Help a Friend

Positive support from friends and family can greatly diminish the negative affects of someone going through a hard time. You have made an important step in recognizing that someone you know needs help. This site will help you to recognize the problem they may be facing, give you tools on how to start the conversation to effectively respond to their crisis and finally, to refer them to local and regional supports.

We understand that being a support is daunting and can be stressful at times. Check out some tips on how to provide self care as you care for others.


How to support my friend?

When a friend shows signs of abusing alcohol or other drugs, it is hard to know what to do or say.

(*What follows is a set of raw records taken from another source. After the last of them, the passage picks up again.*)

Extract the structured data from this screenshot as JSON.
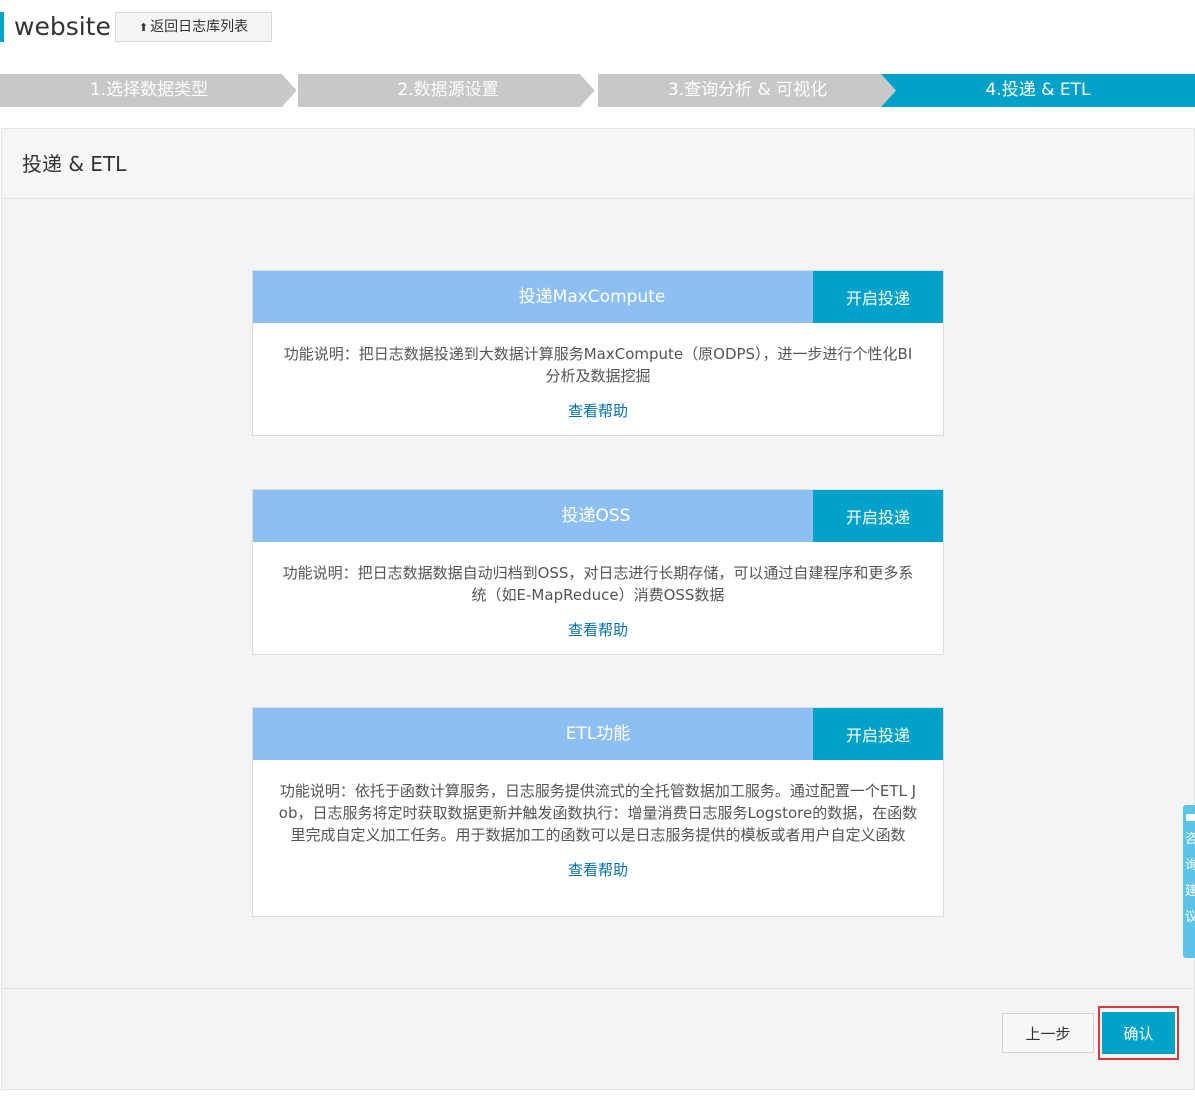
{
  "header": {
    "title": "website",
    "back_label": "返回日志库列表"
  },
  "steps": [
    {
      "label": "1.选择数据类型",
      "active": false
    },
    {
      "label": "2.数据源设置",
      "active": false
    },
    {
      "label": "3.查询分析 & 可视化",
      "active": false
    },
    {
      "label": "4.投递 & ETL",
      "active": true
    }
  ],
  "panel": {
    "title": "投递 & ETL"
  },
  "cards": [
    {
      "title": "投递MaxCompute",
      "action": "开启投递",
      "description": "功能说明：把日志数据投递到大数据计算服务MaxCompute（原ODPS），进一步进行个性化BI分析及数据挖掘",
      "help": "查看帮助"
    },
    {
      "title": "投递OSS",
      "action": "开启投递",
      "description": "功能说明：把日志数据数据自动归档到OSS，对日志进行长期存储，可以通过自建程序和更多系统（如E-MapReduce）消费OSS数据",
      "help": "查看帮助"
    },
    {
      "title": "ETL功能",
      "action": "开启投递",
      "description": "功能说明：依托于函数计算服务，日志服务提供流式的全托管数据加工服务。通过配置一个ETL Job，日志服务将定时获取数据更新并触发函数执行：增量消费日志服务Logstore的数据，在函数里完成自定义加工任务。用于数据加工的函数可以是日志服务提供的模板或者用户自定义函数",
      "help": "查看帮助"
    }
  ],
  "footer": {
    "prev_label": "上一步",
    "confirm_label": "确认"
  },
  "float_tab": {
    "text": "咨询建议"
  },
  "colors": {
    "accent": "#00a2ca",
    "card_header": "#8dbff2",
    "step_inactive": "#c8c8c8",
    "link": "#0070b8",
    "highlight_outline": "#d63a3a"
  }
}
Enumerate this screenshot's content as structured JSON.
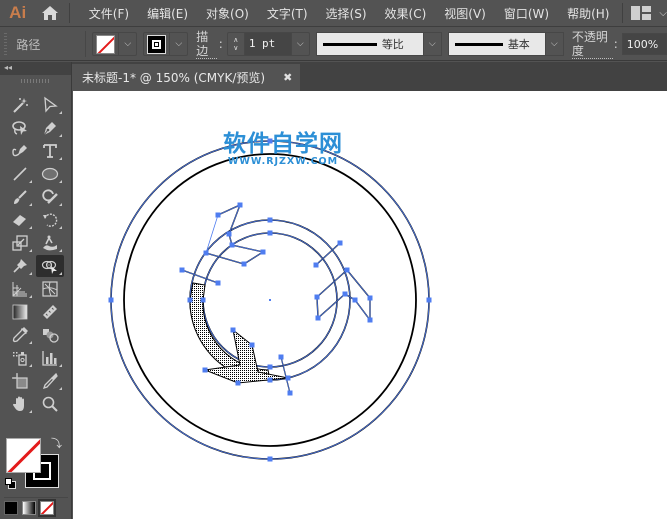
{
  "app": {
    "logo": "Ai",
    "menu": [
      "文件(F)",
      "编辑(E)",
      "对象(O)",
      "文字(T)",
      "选择(S)",
      "效果(C)",
      "视图(V)",
      "窗口(W)",
      "帮助(H)"
    ]
  },
  "control_bar": {
    "selection_type": "路径",
    "stroke_label": "描边",
    "stroke_weight": "1 pt",
    "variable_width_profile": "等比",
    "brush_definition": "基本",
    "opacity_label": "不透明度",
    "opacity_value": "100%",
    "fill": "none",
    "stroke_color": "#000000"
  },
  "document_tab": {
    "title": "未标题-1* @ 150% (CMYK/预览)",
    "close": "✖"
  },
  "toolbar": {
    "collapse": "◂◂",
    "tools": [
      {
        "name": "magic-wand-tool",
        "has_submenu": false
      },
      {
        "name": "direct-selection-tool",
        "has_submenu": true
      },
      {
        "name": "lasso-tool",
        "has_submenu": false
      },
      {
        "name": "pen-tool",
        "has_submenu": true
      },
      {
        "name": "curvature-tool",
        "has_submenu": false
      },
      {
        "name": "type-tool",
        "has_submenu": true
      },
      {
        "name": "line-segment-tool",
        "has_submenu": true
      },
      {
        "name": "ellipse-tool",
        "has_submenu": true
      },
      {
        "name": "paintbrush-tool",
        "has_submenu": true
      },
      {
        "name": "shaper-tool",
        "has_submenu": true
      },
      {
        "name": "eraser-tool",
        "has_submenu": true
      },
      {
        "name": "rotate-tool",
        "has_submenu": true
      },
      {
        "name": "scale-tool",
        "has_submenu": true
      },
      {
        "name": "puppet-warp-tool",
        "has_submenu": true
      },
      {
        "name": "pin-tool",
        "has_submenu": true
      },
      {
        "name": "shape-builder-tool",
        "has_submenu": true,
        "active": true
      },
      {
        "name": "perspective-grid-tool",
        "has_submenu": true
      },
      {
        "name": "mesh-tool",
        "has_submenu": false
      },
      {
        "name": "gradient-tool",
        "has_submenu": false
      },
      {
        "name": "measure-tool",
        "has_submenu": false
      },
      {
        "name": "eyedropper-tool",
        "has_submenu": true
      },
      {
        "name": "blend-tool",
        "has_submenu": false
      },
      {
        "name": "symbol-sprayer-tool",
        "has_submenu": true
      },
      {
        "name": "column-graph-tool",
        "has_submenu": true
      },
      {
        "name": "artboard-tool",
        "has_submenu": false
      },
      {
        "name": "slice-tool",
        "has_submenu": true
      },
      {
        "name": "hand-tool",
        "has_submenu": true
      },
      {
        "name": "zoom-tool",
        "has_submenu": false
      }
    ],
    "fill_color": "none",
    "stroke_color": "#000000",
    "swap_icon": "⤵"
  },
  "canvas": {
    "watermark_title": "软件自学网",
    "watermark_url": "WWW.RJZXW.COM",
    "selection_color": "#4f7df0"
  }
}
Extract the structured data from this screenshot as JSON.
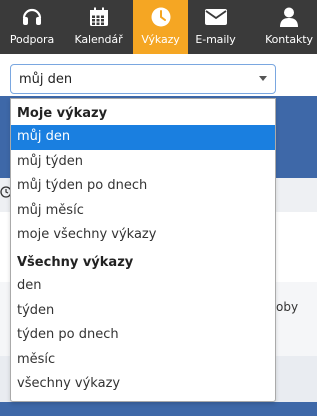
{
  "nav": {
    "items": [
      {
        "label": "Podpora",
        "icon": "headset-icon"
      },
      {
        "label": "Kalendář",
        "icon": "calendar-icon"
      },
      {
        "label": "Výkazy",
        "icon": "clock-icon",
        "active": true
      },
      {
        "label": "E-maily",
        "icon": "envelope-icon"
      },
      {
        "label": "Kontakty",
        "icon": "person-icon"
      }
    ]
  },
  "select": {
    "value": "můj den"
  },
  "dropdown": {
    "groups": [
      {
        "label": "Moje výkazy",
        "options": [
          "můj den",
          "můj týden",
          "můj týden po dnech",
          "můj měsíc",
          "moje všechny výkazy"
        ]
      },
      {
        "label": "Všechny výkazy",
        "options": [
          "den",
          "týden",
          "týden po dnech",
          "měsíc",
          "všechny výkazy"
        ]
      }
    ]
  },
  "background": {
    "partial_text": "oby"
  },
  "colors": {
    "nav_bg": "#3a3a3a",
    "nav_active": "#f5a623",
    "selected_option": "#1a7fe0",
    "page_blue": "#3e68a8"
  }
}
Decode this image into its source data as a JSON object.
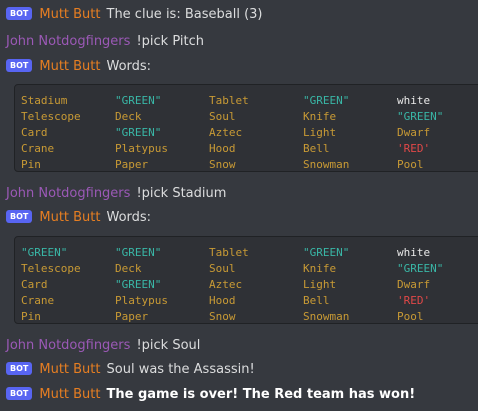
{
  "colors": {
    "background": "#36393f",
    "codeblock_bg": "#2f3136",
    "bot_badge": "#5865f2",
    "bot_author": "#e67e22",
    "user_author": "#9b59b6",
    "word_default": "#c89a35",
    "word_green": "#39b6a6",
    "word_red": "#e04848",
    "word_white": "#e8e8e8"
  },
  "badge_label": "BOT",
  "bot_name": "Mutt Butt",
  "user_name": "John Notdogfingers",
  "messages": {
    "m1": "The clue is: Baseball (3)",
    "m2": "!pick Pitch",
    "m3": "Words:",
    "m4": "!pick Stadium",
    "m5": "Words:",
    "m6": "!pick Soul",
    "m7": "Soul was the Assassin!",
    "m8": "The game is over! The Red team has won!"
  },
  "board1": [
    [
      {
        "text": "Stadium",
        "color": "default"
      },
      {
        "text": "\"GREEN\"",
        "color": "green"
      },
      {
        "text": "Tablet",
        "color": "default"
      },
      {
        "text": "\"GREEN\"",
        "color": "green"
      },
      {
        "text": "white",
        "color": "white"
      }
    ],
    [
      {
        "text": "Telescope",
        "color": "default"
      },
      {
        "text": "Deck",
        "color": "default"
      },
      {
        "text": "Soul",
        "color": "default"
      },
      {
        "text": "Knife",
        "color": "default"
      },
      {
        "text": "\"GREEN\"",
        "color": "green"
      }
    ],
    [
      {
        "text": "Card",
        "color": "default"
      },
      {
        "text": "\"GREEN\"",
        "color": "green"
      },
      {
        "text": "Aztec",
        "color": "default"
      },
      {
        "text": "Light",
        "color": "default"
      },
      {
        "text": "Dwarf",
        "color": "default"
      }
    ],
    [
      {
        "text": "Crane",
        "color": "default"
      },
      {
        "text": "Platypus",
        "color": "default"
      },
      {
        "text": "Hood",
        "color": "default"
      },
      {
        "text": "Bell",
        "color": "default"
      },
      {
        "text": "'RED'",
        "color": "red"
      }
    ],
    [
      {
        "text": "Pin",
        "color": "default"
      },
      {
        "text": "Paper",
        "color": "default"
      },
      {
        "text": "Snow",
        "color": "default"
      },
      {
        "text": "Snowman",
        "color": "default"
      },
      {
        "text": "Pool",
        "color": "default"
      }
    ]
  ],
  "board2": [
    [
      {
        "text": "\"GREEN\"",
        "color": "green"
      },
      {
        "text": "\"GREEN\"",
        "color": "green"
      },
      {
        "text": "Tablet",
        "color": "default"
      },
      {
        "text": "\"GREEN\"",
        "color": "green"
      },
      {
        "text": "white",
        "color": "white"
      }
    ],
    [
      {
        "text": "Telescope",
        "color": "default"
      },
      {
        "text": "Deck",
        "color": "default"
      },
      {
        "text": "Soul",
        "color": "default"
      },
      {
        "text": "Knife",
        "color": "default"
      },
      {
        "text": "\"GREEN\"",
        "color": "green"
      }
    ],
    [
      {
        "text": "Card",
        "color": "default"
      },
      {
        "text": "\"GREEN\"",
        "color": "green"
      },
      {
        "text": "Aztec",
        "color": "default"
      },
      {
        "text": "Light",
        "color": "default"
      },
      {
        "text": "Dwarf",
        "color": "default"
      }
    ],
    [
      {
        "text": "Crane",
        "color": "default"
      },
      {
        "text": "Platypus",
        "color": "default"
      },
      {
        "text": "Hood",
        "color": "default"
      },
      {
        "text": "Bell",
        "color": "default"
      },
      {
        "text": "'RED'",
        "color": "red"
      }
    ],
    [
      {
        "text": "Pin",
        "color": "default"
      },
      {
        "text": "Paper",
        "color": "default"
      },
      {
        "text": "Snow",
        "color": "default"
      },
      {
        "text": "Snowman",
        "color": "default"
      },
      {
        "text": "Pool",
        "color": "default"
      }
    ]
  ]
}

Helping a loved one struggling with alcoholism or drug dependence can be heartbreakingly painful, but with help, it can be remarkably rewarding. At times, it can seem so overwhelming that it would be easier to ignore it, pretend that nothing is wrong and hope it just goes away. But in the long run, denying it or minimizing it, will be more damaging to you, other family members, and the person you are concerned about. Don’t Wait, Now Is The Time. If you need more support contact Medicine Hat Addiction & Mental Health Clinic: 403-529-3500

Speak Up and Offer Your Support

Talk to the person about your concerns, and offer your help and support, including your willingness to go with them to get help.

Express Love and Concern

Don’t wait for your loved one to “hit bottom.” You may be met with excuses, denial or anger, but be prepared to respond with specific examples of behavior that has you worried.

Don’t Expect the Person to Stop Without Help

No doubt, you have heard it before — promises to cut down, to stop, but it doesn’t work. Treatment, support, and new coping skills are needed to overcome addiction to alcohol and drugs.

How to talk

  • Do not try to talk when your friend is drunk or high. It is also a good idea to meet in a neutral place, but not at a bar or any place else that serves alcohol.
  • Talk about the effect your friend’s drinking or drug use has on whatever the person cares about most like career or children. Your friend may not be concerned about his or her situation, but may care deeply for the children and what the problem may be doing to them.

Support Recovery as an Ongoing Process

Once your friend or family member is receiving treatment, or going to meetings, remain involved. While maintaining your own commitment to getting help for yourself, continue to support their participation in ongoing care, meetings and recovery support groups. Continue to show that you are concerned about their successful long-term recovery.

Some Things You Don’t Want To Do:

  • Don’t Preach: Don’t lecture, threaten, bribe, preach or moralize.
  • Don’t Be a Martyr: Avoid emotional appeals that may only increase feelings of guilt and the compulsion to drink or use other drugs.
  • Don’t Cover Up, lie or make excuses for them and their behavior.
  • Don’t Assume Their Responsibilities: Taking over their responsibilities protects them from the consequences of their behavior.
  • Don’t Argue When Using: Arguing with the person when they are using alcohol or drugs is not helpful; at that point they can’t have a rational conversation.
  • Don’t Feel Guilty or responsible for their behavior, it’s not your fault.
  • Don’t Join Them: Don’t try to keep up with them by drinking or using yourself.

Loss of a Loved One to Suicide "PDF"

Why Don't They Just Leave?

Power & Control

Safety Plan

Self Care Tips

Crazy Love "Video"


ACE: How Trauma Can Affect You